The arrest last month of Labour Party fundraising chief Lord Levy and Downing Street director of government relations Ruth Turner over the loans for peerages scandal has created a crisis for New Labour.
In July 2006 it was revealed that a number of loans had been made to Labour by businessmen who were later nominated for peerages. A police investigation ensued. The police have arrested and questioned (though not charged) Levy and Turner, as well as Sir Christopher Evans and Des Brown, two major business donors to the Labour Party. The police investigation has focused on whether the 1925 law banning the buying and selling of peerages has been broken, but Turner was also accused of perverting the course of justice, i.e. attempting a cover up of what has taken place.
For a government that came to power at least in part as a result of revulsion at Tory sleaze, all this is deeply damaging. It may yet force Tony Blair into resigning.
But the affair highlights also deeper political, and social issues. The connection between corruption and the funding of the Labour Party by big business is not coincidental. Although the problem sleaze is exacerbated by the particularly secretive, bureaucratic form of the British capitalist state, for instance the existence of a second chamber filled by party appointees, corruption is implied by the whole system of political parties funded by and doing the bidding of the rich.
The only real solution to the problem of political corruption is the forceful reinstatement of organised working-class politics, building a democratic labour movement counterweight to the politics of the rich. And in these terms the "solutions" advocated by the Blairites are not just inadequate, but actively harmful.
The proposal for a £50,000 cap on donations, proposed by the Tories but seconded by leading figures in New Labour, is a blatant attack on the right of the labour movement to organise a voice in politics.
Similarly, state funding for political parties will move Britain closer to the situation of the US, where the two main, virtually indistinguishable bourgeois parties are thoroughly intertwined with the state machine.
Blair wants his legacy to be a final push to drive the British working class out of politics.
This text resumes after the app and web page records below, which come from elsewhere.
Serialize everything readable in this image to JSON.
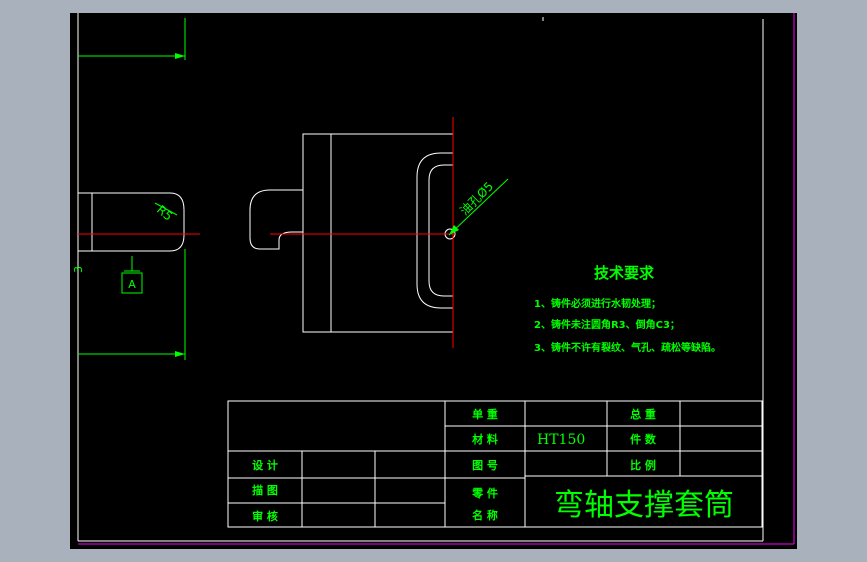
{
  "colors": {
    "background": "#000000",
    "frame": "#ffffff",
    "border": "#ff00ff",
    "geometry": "#ffffff",
    "dimension": "#00ff00",
    "centerline": "#ff0000",
    "text": "#00ff00"
  },
  "dimensions": {
    "radius_label": "R5",
    "hole_label": "油孔Ø5",
    "partial_label": "3",
    "datum_label": "A"
  },
  "technical_requirements": {
    "title": "技术要求",
    "items": [
      "1、铸件必须进行水韧处理；",
      "2、铸件未注圆角R3、倒角C3；",
      "3、铸件不许有裂纹、气孔、疏松等缺陷。"
    ]
  },
  "title_block": {
    "unit_weight_label": "单 重",
    "unit_weight_value": "",
    "total_weight_label": "总 重",
    "total_weight_value": "",
    "material_label": "材 料",
    "material_value": "HT150",
    "quantity_label": "件 数",
    "quantity_value": "",
    "drawing_no_label": "图 号",
    "drawing_no_value": "",
    "scale_label": "比 例",
    "scale_value": "",
    "design_label": "设 计",
    "drafting_label": "描 图",
    "review_label": "审 核",
    "part_name_label_1": "零 件",
    "part_name_label_2": "名 称",
    "part_name": "弯轴支撑套筒"
  }
}
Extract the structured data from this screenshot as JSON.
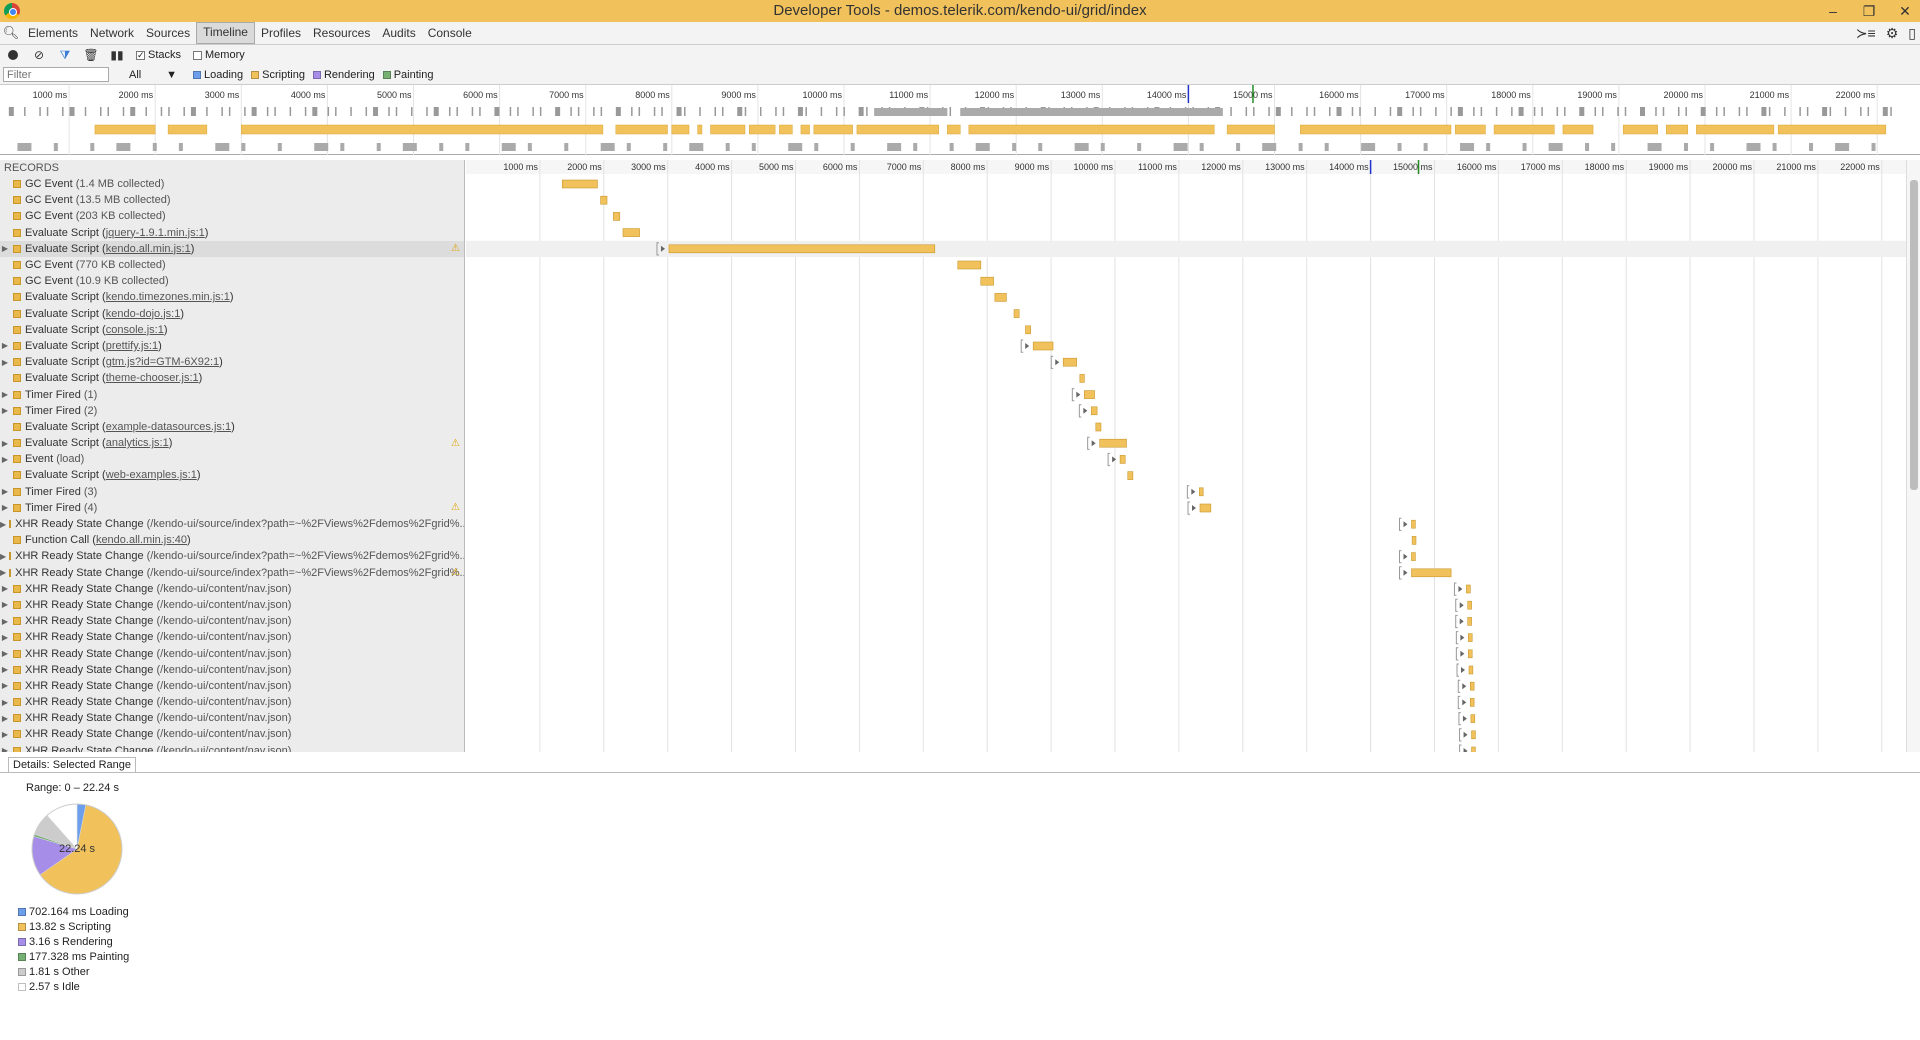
{
  "window": {
    "title": "Developer Tools - demos.telerik.com/kendo-ui/grid/index"
  },
  "tabs": [
    "Elements",
    "Network",
    "Sources",
    "Timeline",
    "Profiles",
    "Resources",
    "Audits",
    "Console"
  ],
  "active_tab": "Timeline",
  "toolbar": {
    "stacks_label": "Stacks",
    "memory_label": "Memory"
  },
  "filterbar": {
    "filter_placeholder": "Filter",
    "select_value": "All",
    "legend": [
      {
        "label": "Loading",
        "color": "#6d9eeb"
      },
      {
        "label": "Scripting",
        "color": "#f1c25c"
      },
      {
        "label": "Rendering",
        "color": "#a68ee8"
      },
      {
        "label": "Painting",
        "color": "#76b072"
      }
    ]
  },
  "overview_ticks": [
    "1000 ms",
    "2000 ms",
    "3000 ms",
    "4000 ms",
    "5000 ms",
    "6000 ms",
    "7000 ms",
    "8000 ms",
    "9000 ms",
    "10000 ms",
    "11000 ms",
    "12000 ms",
    "13000 ms",
    "14000 ms",
    "15000 ms",
    "16000 ms",
    "17000 ms",
    "18000 ms",
    "19000 ms",
    "20000 ms",
    "21000 ms",
    "22000 ms"
  ],
  "timeline_ticks": [
    "1000 ms",
    "2000 ms",
    "3000 ms",
    "4000 ms",
    "5000 ms",
    "6000 ms",
    "7000 ms",
    "8000 ms",
    "9000 ms",
    "10000 ms",
    "11000 ms",
    "12000 ms",
    "13000 ms",
    "14000 ms",
    "15000 ms",
    "16000 ms",
    "17000 ms",
    "18000 ms",
    "19000 ms",
    "20000 ms",
    "21000 ms",
    "22000 ms"
  ],
  "records_header": "RECORDS",
  "records": [
    {
      "name": "GC Event",
      "detail": "(1.4 MB collected)",
      "expand": false,
      "link": false
    },
    {
      "name": "GC Event",
      "detail": "(13.5 MB collected)",
      "expand": false,
      "link": false
    },
    {
      "name": "GC Event",
      "detail": "(203 KB collected)",
      "expand": false,
      "link": false
    },
    {
      "name": "Evaluate Script",
      "detail": "jquery-1.9.1.min.js:1",
      "expand": false,
      "link": true
    },
    {
      "name": "Evaluate Script",
      "detail": "kendo.all.min.js:1",
      "expand": true,
      "link": true,
      "warn": true,
      "selected": true
    },
    {
      "name": "GC Event",
      "detail": "(770 KB collected)",
      "expand": false,
      "link": false
    },
    {
      "name": "GC Event",
      "detail": "(10.9 KB collected)",
      "expand": false,
      "link": false
    },
    {
      "name": "Evaluate Script",
      "detail": "kendo.timezones.min.js:1",
      "expand": false,
      "link": true
    },
    {
      "name": "Evaluate Script",
      "detail": "kendo-dojo.js:1",
      "expand": false,
      "link": true
    },
    {
      "name": "Evaluate Script",
      "detail": "console.js:1",
      "expand": false,
      "link": true
    },
    {
      "name": "Evaluate Script",
      "detail": "prettify.js:1",
      "expand": true,
      "link": true
    },
    {
      "name": "Evaluate Script",
      "detail": "gtm.js?id=GTM-6X92:1",
      "expand": true,
      "link": true
    },
    {
      "name": "Evaluate Script",
      "detail": "theme-chooser.js:1",
      "expand": false,
      "link": true
    },
    {
      "name": "Timer Fired",
      "detail": "(1)",
      "expand": true,
      "link": false
    },
    {
      "name": "Timer Fired",
      "detail": "(2)",
      "expand": true,
      "link": false
    },
    {
      "name": "Evaluate Script",
      "detail": "example-datasources.js:1",
      "expand": false,
      "link": true
    },
    {
      "name": "Evaluate Script",
      "detail": "analytics.js:1",
      "expand": true,
      "link": true,
      "warn": true
    },
    {
      "name": "Event",
      "detail": "(load)",
      "expand": true,
      "link": false
    },
    {
      "name": "Evaluate Script",
      "detail": "web-examples.js:1",
      "expand": false,
      "link": true
    },
    {
      "name": "Timer Fired",
      "detail": "(3)",
      "expand": true,
      "link": false
    },
    {
      "name": "Timer Fired",
      "detail": "(4)",
      "expand": true,
      "link": false,
      "warn": true
    },
    {
      "name": "XHR Ready State Change",
      "detail": "(/kendo-ui/source/index?path=~%2FViews%2Fdemos%2Fgrid%...",
      "expand": true,
      "link": false
    },
    {
      "name": "Function Call",
      "detail": "kendo.all.min.js:40",
      "expand": false,
      "link": true
    },
    {
      "name": "XHR Ready State Change",
      "detail": "(/kendo-ui/source/index?path=~%2FViews%2Fdemos%2Fgrid%...",
      "expand": true,
      "link": false
    },
    {
      "name": "XHR Ready State Change",
      "detail": "(/kendo-ui/source/index?path=~%2FViews%2Fdemos%2Fgrid%...",
      "expand": true,
      "link": false,
      "warn": true
    },
    {
      "name": "XHR Ready State Change",
      "detail": "(/kendo-ui/content/nav.json)",
      "expand": true,
      "link": false
    },
    {
      "name": "XHR Ready State Change",
      "detail": "(/kendo-ui/content/nav.json)",
      "expand": true,
      "link": false
    },
    {
      "name": "XHR Ready State Change",
      "detail": "(/kendo-ui/content/nav.json)",
      "expand": true,
      "link": false
    },
    {
      "name": "XHR Ready State Change",
      "detail": "(/kendo-ui/content/nav.json)",
      "expand": true,
      "link": false
    },
    {
      "name": "XHR Ready State Change",
      "detail": "(/kendo-ui/content/nav.json)",
      "expand": true,
      "link": false
    },
    {
      "name": "XHR Ready State Change",
      "detail": "(/kendo-ui/content/nav.json)",
      "expand": true,
      "link": false
    },
    {
      "name": "XHR Ready State Change",
      "detail": "(/kendo-ui/content/nav.json)",
      "expand": true,
      "link": false
    },
    {
      "name": "XHR Ready State Change",
      "detail": "(/kendo-ui/content/nav.json)",
      "expand": true,
      "link": false
    },
    {
      "name": "XHR Ready State Change",
      "detail": "(/kendo-ui/content/nav.json)",
      "expand": true,
      "link": false
    },
    {
      "name": "XHR Ready State Change",
      "detail": "(/kendo-ui/content/nav.json)",
      "expand": true,
      "link": false
    },
    {
      "name": "XHR Ready State Change",
      "detail": "(/kendo-ui/content/nav.json)",
      "expand": true,
      "link": false
    }
  ],
  "record_bars": [
    {
      "start": 1350,
      "end": 1900
    },
    {
      "start": 1950,
      "end": 2050
    },
    {
      "start": 2150,
      "end": 2250
    },
    {
      "start": 2300,
      "end": 2560
    },
    {
      "start": 3020,
      "end": 7180
    },
    {
      "start": 7540,
      "end": 7900
    },
    {
      "start": 7900,
      "end": 8100
    },
    {
      "start": 8120,
      "end": 8300
    },
    {
      "start": 8420,
      "end": 8500
    },
    {
      "start": 8600,
      "end": 8680
    },
    {
      "start": 8720,
      "end": 9030
    },
    {
      "start": 9190,
      "end": 9400
    },
    {
      "start": 9450,
      "end": 9520
    },
    {
      "start": 9520,
      "end": 9680
    },
    {
      "start": 9630,
      "end": 9720
    },
    {
      "start": 9700,
      "end": 9780
    },
    {
      "start": 9760,
      "end": 10180
    },
    {
      "start": 10080,
      "end": 10160
    },
    {
      "start": 10200,
      "end": 10280
    },
    {
      "start": 11320,
      "end": 11380
    },
    {
      "start": 11330,
      "end": 11500
    },
    {
      "start": 14640,
      "end": 14700
    },
    {
      "start": 14650,
      "end": 14710
    },
    {
      "start": 14640,
      "end": 14700
    },
    {
      "start": 14640,
      "end": 15260
    },
    {
      "start": 15500,
      "end": 15560
    },
    {
      "start": 15520,
      "end": 15580
    },
    {
      "start": 15520,
      "end": 15580
    },
    {
      "start": 15530,
      "end": 15590
    },
    {
      "start": 15530,
      "end": 15590
    },
    {
      "start": 15540,
      "end": 15600
    },
    {
      "start": 15560,
      "end": 15620
    },
    {
      "start": 15560,
      "end": 15620
    },
    {
      "start": 15570,
      "end": 15630
    },
    {
      "start": 15580,
      "end": 15640
    },
    {
      "start": 15580,
      "end": 15640
    }
  ],
  "overview_scripting_segments": [
    [
      1300,
      2000
    ],
    [
      2150,
      2600
    ],
    [
      3000,
      7200
    ],
    [
      7350,
      7950
    ],
    [
      8000,
      8200
    ],
    [
      8300,
      8350
    ],
    [
      8450,
      8850
    ],
    [
      8900,
      9200
    ],
    [
      9250,
      9400
    ],
    [
      9500,
      9600
    ],
    [
      9650,
      10100
    ],
    [
      10150,
      11100
    ],
    [
      11200,
      11350
    ],
    [
      11450,
      14300
    ],
    [
      14450,
      15000
    ],
    [
      15300,
      17050
    ],
    [
      17100,
      17450
    ],
    [
      17550,
      18250
    ],
    [
      18350,
      18700
    ],
    [
      19050,
      19450
    ],
    [
      19550,
      19800
    ],
    [
      19900,
      20800
    ],
    [
      20850,
      22100
    ]
  ],
  "markers": {
    "blue_ms": 14000,
    "green_ms": 14750
  },
  "details": {
    "tab_label": "Details: Selected Range",
    "range": "Range: 0 – 22.24 s",
    "pie_center": "22.24 s",
    "breakdown": [
      {
        "label": "702.164 ms Loading",
        "ms": 702.164,
        "color": "#6d9eeb"
      },
      {
        "label": "13.82 s Scripting",
        "ms": 13820,
        "color": "#f1c25c"
      },
      {
        "label": "3.16 s Rendering",
        "ms": 3160,
        "color": "#a68ee8"
      },
      {
        "label": "177.328 ms Painting",
        "ms": 177.328,
        "color": "#76b072"
      },
      {
        "label": "1.81 s Other",
        "ms": 1810,
        "color": "#cccccc"
      },
      {
        "label": "2.57 s Idle",
        "ms": 2570,
        "color": "#ffffff"
      }
    ]
  }
}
The only adequate response is for the organised working class, and in the first place the unions, to take this opportunity to fight back, using their position in the Labour Party to fight Blairism and, if necessary, rally the forces for a new working-class party.
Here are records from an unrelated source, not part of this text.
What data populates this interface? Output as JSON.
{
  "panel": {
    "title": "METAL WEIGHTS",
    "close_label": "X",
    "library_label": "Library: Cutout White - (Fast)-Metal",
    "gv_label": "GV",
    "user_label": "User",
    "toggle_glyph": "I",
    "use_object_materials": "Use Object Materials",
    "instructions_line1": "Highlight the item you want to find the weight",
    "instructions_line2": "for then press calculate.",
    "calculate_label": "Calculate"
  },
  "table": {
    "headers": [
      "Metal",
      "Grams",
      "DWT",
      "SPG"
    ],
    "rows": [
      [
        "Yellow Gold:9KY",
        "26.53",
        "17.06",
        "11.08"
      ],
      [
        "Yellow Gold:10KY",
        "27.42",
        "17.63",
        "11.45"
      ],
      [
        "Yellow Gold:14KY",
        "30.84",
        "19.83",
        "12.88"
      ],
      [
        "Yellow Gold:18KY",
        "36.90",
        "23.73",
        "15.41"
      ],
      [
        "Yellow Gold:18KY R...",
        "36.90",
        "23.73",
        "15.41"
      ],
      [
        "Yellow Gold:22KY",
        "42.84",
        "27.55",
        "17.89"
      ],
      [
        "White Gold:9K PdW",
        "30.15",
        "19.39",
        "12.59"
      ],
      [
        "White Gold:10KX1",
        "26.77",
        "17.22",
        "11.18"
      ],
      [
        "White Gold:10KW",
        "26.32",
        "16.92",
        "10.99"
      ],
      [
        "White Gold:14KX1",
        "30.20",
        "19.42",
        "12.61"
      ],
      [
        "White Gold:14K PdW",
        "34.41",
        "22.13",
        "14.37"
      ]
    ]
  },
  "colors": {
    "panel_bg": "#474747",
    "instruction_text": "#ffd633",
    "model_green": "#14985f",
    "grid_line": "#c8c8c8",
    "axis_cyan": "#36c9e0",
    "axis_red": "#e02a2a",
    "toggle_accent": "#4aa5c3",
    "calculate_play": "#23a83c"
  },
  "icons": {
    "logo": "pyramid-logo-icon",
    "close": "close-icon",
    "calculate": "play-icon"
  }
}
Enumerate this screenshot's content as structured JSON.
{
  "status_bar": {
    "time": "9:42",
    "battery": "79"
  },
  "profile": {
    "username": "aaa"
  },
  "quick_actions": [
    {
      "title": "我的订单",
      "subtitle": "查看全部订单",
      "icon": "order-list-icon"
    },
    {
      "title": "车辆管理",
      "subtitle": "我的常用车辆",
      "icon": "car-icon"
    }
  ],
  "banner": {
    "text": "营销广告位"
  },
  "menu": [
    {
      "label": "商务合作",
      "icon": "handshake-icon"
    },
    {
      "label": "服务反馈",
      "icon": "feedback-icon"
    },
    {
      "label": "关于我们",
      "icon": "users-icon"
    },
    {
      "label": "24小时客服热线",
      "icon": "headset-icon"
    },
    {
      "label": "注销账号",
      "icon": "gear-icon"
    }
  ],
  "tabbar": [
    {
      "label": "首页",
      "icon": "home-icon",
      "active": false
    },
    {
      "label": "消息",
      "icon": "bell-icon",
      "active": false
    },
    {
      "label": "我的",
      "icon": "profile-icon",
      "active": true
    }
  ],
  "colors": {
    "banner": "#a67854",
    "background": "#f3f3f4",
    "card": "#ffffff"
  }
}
This means supporting John McDonnell's bid for the Labour leadership; but also a perspective of restoring class to its rightful place at the centre of politics by challenging the bosses at every level, from industry to Parliament.
The union leaders we currently have show no sign of doing that. We need to make them fight, and be prepared to replace them if they will not do so.